Not one person could devise a dare so wild that Louie Zamperini would pass it up: “Thrilled by the crashing of boundaries, Louie was untamable”(6). Even when other children would come up with extremely risky dares, Louie was too determined to back out. Expectedly, Louie’s thieving earned him a bad reputation throughout his hometown of Torrance, California, overlooking the part of him that turned around and gave away his stolen possessions to those in worse need. Becoming more and more irritated, people began to wish for a different and perhaps more productive outlet
Sherman Alexie uses characterization and symbolism in his short story “The Lone Ranger and Tonto Fistfight in Heaven” to address the bad done by separation and classification of mankind. The fact that people are not equal is not an excuse to classify them according to their social economic status, intelligence, religion, or ethnicity. Through the main character in the story a young Spokane Indian, Alexie shows the dilemma of belongingness and stereotypes in all kind of people. For example, he uses to call people according if they are white or Indians. He does not care about learning their names or mentioning them; in addition, when the police tell him that he does not fit in the profile of the neighborhood, he thinks, “I didn’t really fit the profile of the country but I knew it would just get me into trouble” (Alexie 10).
The Indian people of El Paso hated the idea of a statue of such a terrible man being displayed in their city, to them it was like celebrating Hitler, but the amount of money that had already gone into the project was so excessive there was no turning back. One American Indian artist in the community, Maurus Chino, was so disgusted with the idea he started to get the word out about who Oñate really was and the genocide he caused. Maurus Chino started sculpting feet to honor those who lost theirs in the past to Oñate and it also showed that the American Indians of El Paso, Texas were, “putting their foot down,” to the completion and erection of the statue. There were meetings and votes to decide what to do, they couldn’t have a statue paid for by the public’s money, that the public hated, but the amount of money put into the project outweighed the opinions of the public. The best solution to the problem with the statue I believe was renaming it so that it would not be known as The Equestrian instead of Don Juan de Oñate.

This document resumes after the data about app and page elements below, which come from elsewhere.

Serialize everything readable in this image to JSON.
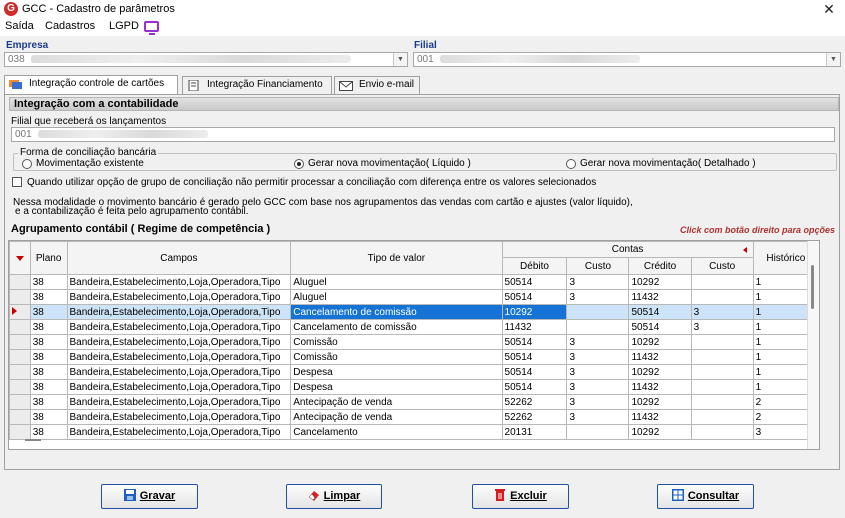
{
  "window": {
    "title": "GCC - Cadastro de parâmetros"
  },
  "menu": [
    "Saída",
    "Cadastros",
    "LGPD"
  ],
  "empresa": {
    "label": "Empresa",
    "value": "038"
  },
  "filial": {
    "label": "Filial",
    "value": "001"
  },
  "tabs": [
    {
      "label": "Integração controle de cartões"
    },
    {
      "label": "Integração Financiamento"
    },
    {
      "label": "Envio e-mail"
    }
  ],
  "section": {
    "title": "Integração com a contabilidade",
    "filial_label": "Filial que receberá os lançamentos",
    "filial_value": "001"
  },
  "conciliacao": {
    "legend": "Forma de conciliação bancária",
    "options": [
      "Movimentação existente",
      "Gerar nova movimentação( Líquido )",
      "Gerar nova movimentação( Detalhado )"
    ],
    "selected": 1
  },
  "checkbox_label": "Quando utilizar opção de grupo de conciliação não permitir processar a conciliação com diferença entre os valores selecionados",
  "info_lines": [
    "Nessa modalidade o movimento bancário é gerado pelo GCC com base nos agrupamentos das vendas com cartão e ajustes (valor líquido),",
    "e a contabilização é feita pelo agrupamento contábil."
  ],
  "grid": {
    "title": "Agrupamento contábil ( Regime de competência )",
    "hint": "Click com botão direito para opções",
    "headers": {
      "plano": "Plano",
      "campos": "Campos",
      "tipo": "Tipo de valor",
      "contas": "Contas",
      "debito": "Débito",
      "custo": "Custo",
      "credito": "Crédito",
      "custo2": "Custo",
      "historico": "Histórico"
    },
    "rows": [
      [
        "38",
        "Bandeira,Estabelecimento,Loja,Operadora,Tipo",
        "Aluguel",
        "50514",
        "3",
        "10292",
        "",
        "1"
      ],
      [
        "38",
        "Bandeira,Estabelecimento,Loja,Operadora,Tipo",
        "Aluguel",
        "50514",
        "3",
        "11432",
        "",
        "1"
      ],
      [
        "38",
        "Bandeira,Estabelecimento,Loja,Operadora,Tipo",
        "Cancelamento de comissão",
        "10292",
        "",
        "50514",
        "3",
        "1"
      ],
      [
        "38",
        "Bandeira,Estabelecimento,Loja,Operadora,Tipo",
        "Cancelamento de comissão",
        "11432",
        "",
        "50514",
        "3",
        "1"
      ],
      [
        "38",
        "Bandeira,Estabelecimento,Loja,Operadora,Tipo",
        "Comissão",
        "50514",
        "3",
        "10292",
        "",
        "1"
      ],
      [
        "38",
        "Bandeira,Estabelecimento,Loja,Operadora,Tipo",
        "Comissão",
        "50514",
        "3",
        "11432",
        "",
        "1"
      ],
      [
        "38",
        "Bandeira,Estabelecimento,Loja,Operadora,Tipo",
        "Despesa",
        "50514",
        "3",
        "10292",
        "",
        "1"
      ],
      [
        "38",
        "Bandeira,Estabelecimento,Loja,Operadora,Tipo",
        "Despesa",
        "50514",
        "3",
        "11432",
        "",
        "1"
      ],
      [
        "38",
        "Bandeira,Estabelecimento,Loja,Operadora,Tipo",
        "Antecipação de venda",
        "52262",
        "3",
        "10292",
        "",
        "2"
      ],
      [
        "38",
        "Bandeira,Estabelecimento,Loja,Operadora,Tipo",
        "Antecipação de venda",
        "52262",
        "3",
        "11432",
        "",
        "2"
      ],
      [
        "38",
        "Bandeira,Estabelecimento,Loja,Operadora,Tipo",
        "Cancelamento",
        "20131",
        "",
        "10292",
        "",
        "3"
      ]
    ],
    "selected_row": 2
  },
  "buttons": {
    "gravar": "Gravar",
    "limpar": "Limpar",
    "excluir": "Excluir",
    "consultar": "Consultar"
  },
  "colors": {
    "accent": "#1a3b8c",
    "selection": "#1573d6",
    "hint": "#b03030",
    "marker": "#c80000"
  }
}
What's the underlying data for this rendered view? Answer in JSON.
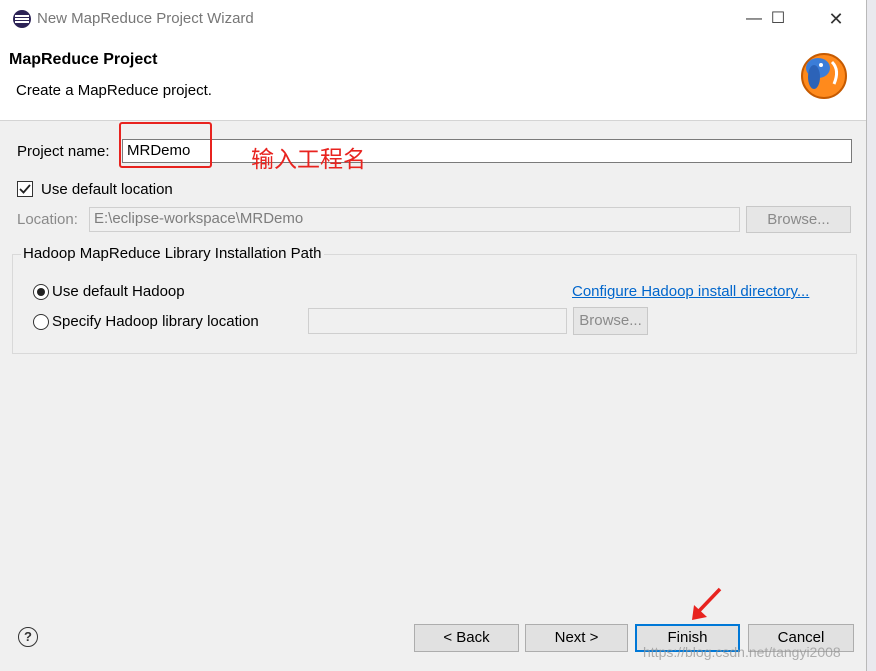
{
  "window": {
    "title": "New MapReduce Project Wizard"
  },
  "header": {
    "title": "MapReduce Project",
    "description": "Create a MapReduce project."
  },
  "form": {
    "project_name_label": "Project name:",
    "project_name_value": "MRDemo",
    "use_default_location_label": "Use default location",
    "use_default_location_checked": true,
    "location_label": "Location:",
    "location_value": "E:\\eclipse-workspace\\MRDemo",
    "browse_label": "Browse..."
  },
  "hadoop_group": {
    "title": "Hadoop MapReduce Library Installation Path",
    "use_default_label": "Use default Hadoop",
    "configure_link": "Configure Hadoop install directory...",
    "specify_label": "Specify Hadoop library location",
    "browse_label": "Browse..."
  },
  "annotation": {
    "text": "输入工程名",
    "color": "#e8231f"
  },
  "buttons": {
    "back": "< Back",
    "next": "Next >",
    "finish": "Finish",
    "cancel": "Cancel"
  },
  "help": {
    "glyph": "?"
  },
  "watermark": "https://blog.csdn.net/tangyi2008",
  "colors": {
    "accent": "#0078d7",
    "link": "#0066cc",
    "annotation": "#e8231f"
  }
}
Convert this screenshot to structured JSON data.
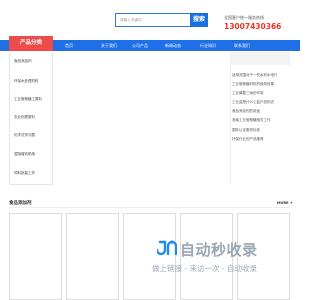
{
  "header": {
    "search_placeholder": "请输入关键词",
    "search_button": "搜索",
    "hotline_label": "全国客户统一服务热线",
    "hotline_number": "13007430366"
  },
  "nav": {
    "items": [
      {
        "label": "首页"
      },
      {
        "label": "关于我们"
      },
      {
        "label": "公司产品"
      },
      {
        "label": "新闻动态"
      },
      {
        "label": "行业知识"
      },
      {
        "label": "联系我们"
      }
    ]
  },
  "category": {
    "title": "产品分类",
    "items": [
      {
        "label": "食品添加剂"
      },
      {
        "label": "环保水处理材料"
      },
      {
        "label": "工业葡萄糖工原料"
      },
      {
        "label": "农业化肥原料"
      },
      {
        "label": "化学试剂与酸"
      },
      {
        "label": "湿阻增效助用"
      },
      {
        "label": "饲料批量工作"
      }
    ]
  },
  "side_news": {
    "items": [
      {
        "label": "适用范围对于一些水利水电行"
      },
      {
        "label": "工业葡萄糖材料的使用效果"
      },
      {
        "label": "工业磷酸三钠的作用"
      },
      {
        "label": "工业盐是什么上盐产品知识"
      },
      {
        "label": "食品添加剂的用途"
      },
      {
        "label": "淮南工业葡萄糖相关工作"
      },
      {
        "label": "国际认证服务标准"
      },
      {
        "label": "环保行业的产品推荐"
      }
    ]
  },
  "products": {
    "title": "食品添加剂",
    "more": "MORE +"
  },
  "watermark": {
    "title": "自动秒收录",
    "slogan": "做上链接 - 来访一次 - 自动收录"
  },
  "colors": {
    "brand_blue": "#1f6fe8",
    "category_red": "#ee4b4b",
    "hotline_red": "#ee3322"
  }
}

They never intend to kill Mr. Griffin; they just want to scare him. Mr. Griffin, an English teacher, is not well liked by his students. He makes them work for their grades, and one senior even had to beg Mr. Griffin to retake the class because he had failed. A group of four seniors and a junior have had enough of putting up with Mr. Griffin, and they decide to come up with a plan to kidnap him and give him a little fright. Once they put the plan in action, the students think all is going well.